### Problem statement:
Copy each line containing "true" from the listing below.
-------------------------
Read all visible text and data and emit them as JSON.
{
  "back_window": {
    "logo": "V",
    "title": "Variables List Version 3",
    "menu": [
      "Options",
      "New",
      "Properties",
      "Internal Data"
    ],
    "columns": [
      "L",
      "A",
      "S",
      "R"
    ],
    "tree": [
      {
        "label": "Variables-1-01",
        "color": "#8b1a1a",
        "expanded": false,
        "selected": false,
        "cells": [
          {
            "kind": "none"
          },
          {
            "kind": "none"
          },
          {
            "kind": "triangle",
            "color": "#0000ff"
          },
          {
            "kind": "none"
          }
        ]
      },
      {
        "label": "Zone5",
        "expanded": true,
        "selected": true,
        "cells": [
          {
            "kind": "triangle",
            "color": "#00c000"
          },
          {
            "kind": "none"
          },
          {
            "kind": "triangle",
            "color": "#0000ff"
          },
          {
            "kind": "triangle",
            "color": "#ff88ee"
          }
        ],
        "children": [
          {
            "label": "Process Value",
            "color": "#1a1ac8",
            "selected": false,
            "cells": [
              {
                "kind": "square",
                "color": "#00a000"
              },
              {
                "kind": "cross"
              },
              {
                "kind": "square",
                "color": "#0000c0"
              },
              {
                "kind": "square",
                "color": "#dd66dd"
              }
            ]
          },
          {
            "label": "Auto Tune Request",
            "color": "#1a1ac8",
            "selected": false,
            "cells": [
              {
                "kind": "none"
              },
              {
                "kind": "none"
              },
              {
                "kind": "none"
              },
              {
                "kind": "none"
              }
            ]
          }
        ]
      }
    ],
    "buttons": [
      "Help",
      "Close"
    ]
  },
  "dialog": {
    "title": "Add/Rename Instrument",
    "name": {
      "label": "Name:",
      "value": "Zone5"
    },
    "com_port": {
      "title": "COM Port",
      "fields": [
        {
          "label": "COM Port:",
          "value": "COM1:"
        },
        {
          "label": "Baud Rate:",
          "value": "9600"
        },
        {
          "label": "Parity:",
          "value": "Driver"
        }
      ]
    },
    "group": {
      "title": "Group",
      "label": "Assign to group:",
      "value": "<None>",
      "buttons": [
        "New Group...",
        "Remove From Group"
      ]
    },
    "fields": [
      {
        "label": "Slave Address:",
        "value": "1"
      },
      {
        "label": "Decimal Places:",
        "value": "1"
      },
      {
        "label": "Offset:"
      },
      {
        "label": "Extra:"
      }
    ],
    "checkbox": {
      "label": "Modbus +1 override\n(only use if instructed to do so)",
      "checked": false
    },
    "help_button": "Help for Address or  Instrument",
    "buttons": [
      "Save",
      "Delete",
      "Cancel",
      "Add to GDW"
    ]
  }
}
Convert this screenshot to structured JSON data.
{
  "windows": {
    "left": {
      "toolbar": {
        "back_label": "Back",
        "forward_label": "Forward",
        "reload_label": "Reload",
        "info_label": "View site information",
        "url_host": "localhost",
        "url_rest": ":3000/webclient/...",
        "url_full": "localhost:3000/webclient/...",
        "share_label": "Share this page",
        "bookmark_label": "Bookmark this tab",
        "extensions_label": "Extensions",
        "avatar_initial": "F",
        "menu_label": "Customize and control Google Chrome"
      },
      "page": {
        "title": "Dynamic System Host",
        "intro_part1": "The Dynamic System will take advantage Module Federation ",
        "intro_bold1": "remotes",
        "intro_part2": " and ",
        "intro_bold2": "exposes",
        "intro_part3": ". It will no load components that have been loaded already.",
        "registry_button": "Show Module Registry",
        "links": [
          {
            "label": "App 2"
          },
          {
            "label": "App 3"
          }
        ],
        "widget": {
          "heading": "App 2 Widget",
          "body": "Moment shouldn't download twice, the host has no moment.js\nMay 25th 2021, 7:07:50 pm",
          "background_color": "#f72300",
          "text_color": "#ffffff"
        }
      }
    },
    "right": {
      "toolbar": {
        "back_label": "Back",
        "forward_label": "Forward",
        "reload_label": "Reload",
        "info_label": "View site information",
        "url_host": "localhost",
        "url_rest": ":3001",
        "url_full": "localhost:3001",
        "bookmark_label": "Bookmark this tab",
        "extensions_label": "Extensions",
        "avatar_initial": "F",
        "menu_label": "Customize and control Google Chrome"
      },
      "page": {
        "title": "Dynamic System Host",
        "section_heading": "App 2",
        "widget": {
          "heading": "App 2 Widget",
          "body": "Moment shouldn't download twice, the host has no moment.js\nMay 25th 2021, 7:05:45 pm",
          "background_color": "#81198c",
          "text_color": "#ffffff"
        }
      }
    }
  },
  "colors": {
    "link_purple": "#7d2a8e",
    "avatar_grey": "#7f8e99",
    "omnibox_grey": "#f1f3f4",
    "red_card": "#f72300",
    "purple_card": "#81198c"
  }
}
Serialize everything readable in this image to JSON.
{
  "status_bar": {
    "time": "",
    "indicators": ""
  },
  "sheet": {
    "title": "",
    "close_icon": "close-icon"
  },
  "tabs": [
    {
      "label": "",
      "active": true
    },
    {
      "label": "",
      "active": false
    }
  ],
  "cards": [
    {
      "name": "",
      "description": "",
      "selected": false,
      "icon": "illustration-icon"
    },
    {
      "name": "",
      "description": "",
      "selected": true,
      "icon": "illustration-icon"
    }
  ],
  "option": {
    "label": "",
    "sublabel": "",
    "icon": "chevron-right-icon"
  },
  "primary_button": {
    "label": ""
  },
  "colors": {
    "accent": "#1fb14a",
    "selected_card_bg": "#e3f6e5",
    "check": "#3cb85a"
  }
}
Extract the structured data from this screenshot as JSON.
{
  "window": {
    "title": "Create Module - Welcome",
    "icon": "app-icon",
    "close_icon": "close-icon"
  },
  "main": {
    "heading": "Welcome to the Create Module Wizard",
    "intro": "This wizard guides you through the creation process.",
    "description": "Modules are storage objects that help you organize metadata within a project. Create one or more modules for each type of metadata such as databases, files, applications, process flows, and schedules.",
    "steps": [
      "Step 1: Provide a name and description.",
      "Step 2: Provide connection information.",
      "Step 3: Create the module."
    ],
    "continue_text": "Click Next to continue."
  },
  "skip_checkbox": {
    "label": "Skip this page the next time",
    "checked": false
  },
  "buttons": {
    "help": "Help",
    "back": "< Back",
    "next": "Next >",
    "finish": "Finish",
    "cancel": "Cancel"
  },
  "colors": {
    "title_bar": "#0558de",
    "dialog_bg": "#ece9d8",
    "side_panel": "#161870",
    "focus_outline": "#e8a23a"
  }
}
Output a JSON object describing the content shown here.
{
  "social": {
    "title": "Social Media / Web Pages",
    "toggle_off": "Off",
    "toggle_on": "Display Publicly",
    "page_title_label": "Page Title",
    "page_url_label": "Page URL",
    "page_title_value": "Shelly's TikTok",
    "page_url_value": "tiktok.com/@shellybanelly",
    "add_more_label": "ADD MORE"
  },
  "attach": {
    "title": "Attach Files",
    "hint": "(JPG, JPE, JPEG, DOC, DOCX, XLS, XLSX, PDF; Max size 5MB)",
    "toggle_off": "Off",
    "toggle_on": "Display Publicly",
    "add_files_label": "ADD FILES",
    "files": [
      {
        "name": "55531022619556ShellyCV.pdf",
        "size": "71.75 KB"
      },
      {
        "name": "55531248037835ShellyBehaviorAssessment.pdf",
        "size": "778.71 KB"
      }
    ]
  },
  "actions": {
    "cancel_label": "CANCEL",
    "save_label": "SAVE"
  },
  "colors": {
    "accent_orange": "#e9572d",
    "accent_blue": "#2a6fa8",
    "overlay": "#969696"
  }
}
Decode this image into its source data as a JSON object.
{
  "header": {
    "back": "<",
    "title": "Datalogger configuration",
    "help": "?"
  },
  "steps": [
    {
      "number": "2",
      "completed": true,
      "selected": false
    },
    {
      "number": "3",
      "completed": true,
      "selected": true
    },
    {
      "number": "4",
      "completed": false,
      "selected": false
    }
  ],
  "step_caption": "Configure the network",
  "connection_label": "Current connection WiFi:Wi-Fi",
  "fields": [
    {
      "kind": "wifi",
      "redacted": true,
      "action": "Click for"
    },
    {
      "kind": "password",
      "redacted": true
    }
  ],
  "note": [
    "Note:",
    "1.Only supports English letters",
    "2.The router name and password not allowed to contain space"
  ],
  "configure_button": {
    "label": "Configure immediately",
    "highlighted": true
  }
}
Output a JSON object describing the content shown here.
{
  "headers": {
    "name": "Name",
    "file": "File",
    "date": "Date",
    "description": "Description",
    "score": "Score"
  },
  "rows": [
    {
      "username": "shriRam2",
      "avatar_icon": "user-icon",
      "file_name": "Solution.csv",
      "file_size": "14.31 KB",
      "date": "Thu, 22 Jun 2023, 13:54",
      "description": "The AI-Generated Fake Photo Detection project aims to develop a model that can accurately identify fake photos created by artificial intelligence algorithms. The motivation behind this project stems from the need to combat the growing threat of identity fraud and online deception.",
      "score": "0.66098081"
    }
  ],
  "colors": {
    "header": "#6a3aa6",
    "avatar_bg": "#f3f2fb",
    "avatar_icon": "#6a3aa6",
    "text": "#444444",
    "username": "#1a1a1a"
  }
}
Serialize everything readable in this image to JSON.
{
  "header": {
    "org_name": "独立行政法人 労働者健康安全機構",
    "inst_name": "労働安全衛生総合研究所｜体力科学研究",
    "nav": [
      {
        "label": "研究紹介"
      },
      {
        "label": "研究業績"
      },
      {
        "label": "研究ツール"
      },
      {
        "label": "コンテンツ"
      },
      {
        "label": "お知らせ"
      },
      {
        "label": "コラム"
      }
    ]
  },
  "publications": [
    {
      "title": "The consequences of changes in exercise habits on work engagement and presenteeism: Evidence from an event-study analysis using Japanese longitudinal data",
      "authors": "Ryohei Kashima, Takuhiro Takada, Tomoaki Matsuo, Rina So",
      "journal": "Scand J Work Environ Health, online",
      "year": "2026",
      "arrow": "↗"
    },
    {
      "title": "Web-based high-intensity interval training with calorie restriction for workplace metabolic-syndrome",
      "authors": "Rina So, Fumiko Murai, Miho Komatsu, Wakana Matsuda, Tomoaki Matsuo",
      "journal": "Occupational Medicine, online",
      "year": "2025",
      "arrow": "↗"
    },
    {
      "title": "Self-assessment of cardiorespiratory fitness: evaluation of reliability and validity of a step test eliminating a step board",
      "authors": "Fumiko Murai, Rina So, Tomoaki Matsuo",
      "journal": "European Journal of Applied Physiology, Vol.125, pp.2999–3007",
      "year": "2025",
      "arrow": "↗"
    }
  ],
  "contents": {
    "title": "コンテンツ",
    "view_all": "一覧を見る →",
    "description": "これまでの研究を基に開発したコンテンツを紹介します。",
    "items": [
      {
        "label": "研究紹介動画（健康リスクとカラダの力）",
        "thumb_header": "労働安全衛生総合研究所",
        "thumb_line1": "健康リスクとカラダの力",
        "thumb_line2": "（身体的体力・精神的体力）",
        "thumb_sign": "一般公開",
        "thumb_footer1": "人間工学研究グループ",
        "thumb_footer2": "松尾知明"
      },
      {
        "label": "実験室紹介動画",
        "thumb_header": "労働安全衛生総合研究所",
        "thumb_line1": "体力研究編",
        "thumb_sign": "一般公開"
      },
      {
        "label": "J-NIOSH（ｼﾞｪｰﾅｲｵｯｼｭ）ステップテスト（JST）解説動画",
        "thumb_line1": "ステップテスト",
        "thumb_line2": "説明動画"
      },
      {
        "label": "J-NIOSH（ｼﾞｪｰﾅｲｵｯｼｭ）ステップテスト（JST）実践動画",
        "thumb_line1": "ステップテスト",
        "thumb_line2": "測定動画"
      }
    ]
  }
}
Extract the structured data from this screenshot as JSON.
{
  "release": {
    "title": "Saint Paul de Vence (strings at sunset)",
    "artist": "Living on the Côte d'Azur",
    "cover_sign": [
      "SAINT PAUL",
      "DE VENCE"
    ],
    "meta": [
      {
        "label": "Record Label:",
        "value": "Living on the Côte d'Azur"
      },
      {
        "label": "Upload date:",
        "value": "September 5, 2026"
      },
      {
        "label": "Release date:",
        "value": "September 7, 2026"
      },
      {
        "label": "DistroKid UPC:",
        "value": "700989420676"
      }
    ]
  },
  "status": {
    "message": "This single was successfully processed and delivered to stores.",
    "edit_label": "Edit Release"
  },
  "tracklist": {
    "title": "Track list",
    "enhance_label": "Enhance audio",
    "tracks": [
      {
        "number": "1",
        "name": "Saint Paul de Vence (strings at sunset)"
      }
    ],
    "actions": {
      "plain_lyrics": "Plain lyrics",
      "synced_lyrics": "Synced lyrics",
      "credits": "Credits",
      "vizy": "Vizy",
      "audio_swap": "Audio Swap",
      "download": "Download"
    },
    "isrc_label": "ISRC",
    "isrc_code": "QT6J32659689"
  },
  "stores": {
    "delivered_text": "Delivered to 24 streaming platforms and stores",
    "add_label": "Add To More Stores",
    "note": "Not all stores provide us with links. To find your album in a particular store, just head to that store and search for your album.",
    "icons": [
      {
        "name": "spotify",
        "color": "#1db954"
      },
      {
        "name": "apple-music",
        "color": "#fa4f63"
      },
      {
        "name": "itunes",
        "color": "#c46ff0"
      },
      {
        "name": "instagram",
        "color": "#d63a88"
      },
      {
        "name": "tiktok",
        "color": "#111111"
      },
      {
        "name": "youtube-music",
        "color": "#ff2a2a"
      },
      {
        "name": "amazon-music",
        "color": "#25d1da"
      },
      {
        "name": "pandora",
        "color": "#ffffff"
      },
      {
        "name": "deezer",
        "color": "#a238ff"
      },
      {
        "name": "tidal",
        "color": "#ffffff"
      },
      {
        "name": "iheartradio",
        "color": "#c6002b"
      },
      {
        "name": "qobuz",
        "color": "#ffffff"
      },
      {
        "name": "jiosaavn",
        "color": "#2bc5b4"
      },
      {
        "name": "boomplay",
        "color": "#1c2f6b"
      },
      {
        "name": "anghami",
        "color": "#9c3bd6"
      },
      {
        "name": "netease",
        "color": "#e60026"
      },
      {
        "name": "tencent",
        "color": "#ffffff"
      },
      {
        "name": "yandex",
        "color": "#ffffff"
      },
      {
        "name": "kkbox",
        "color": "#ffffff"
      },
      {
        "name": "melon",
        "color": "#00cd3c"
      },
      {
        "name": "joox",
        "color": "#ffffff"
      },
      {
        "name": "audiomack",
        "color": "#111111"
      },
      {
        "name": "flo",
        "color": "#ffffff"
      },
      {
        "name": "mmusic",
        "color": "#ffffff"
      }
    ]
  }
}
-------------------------
### Expected answer:
        "expanded": true,
        "selected": true,
      "active": true
      "selected": true,
      "completed": true,
      "completed": true,
      "selected": true
      "redacted": true,
      "redacted": true
    "highlighted": true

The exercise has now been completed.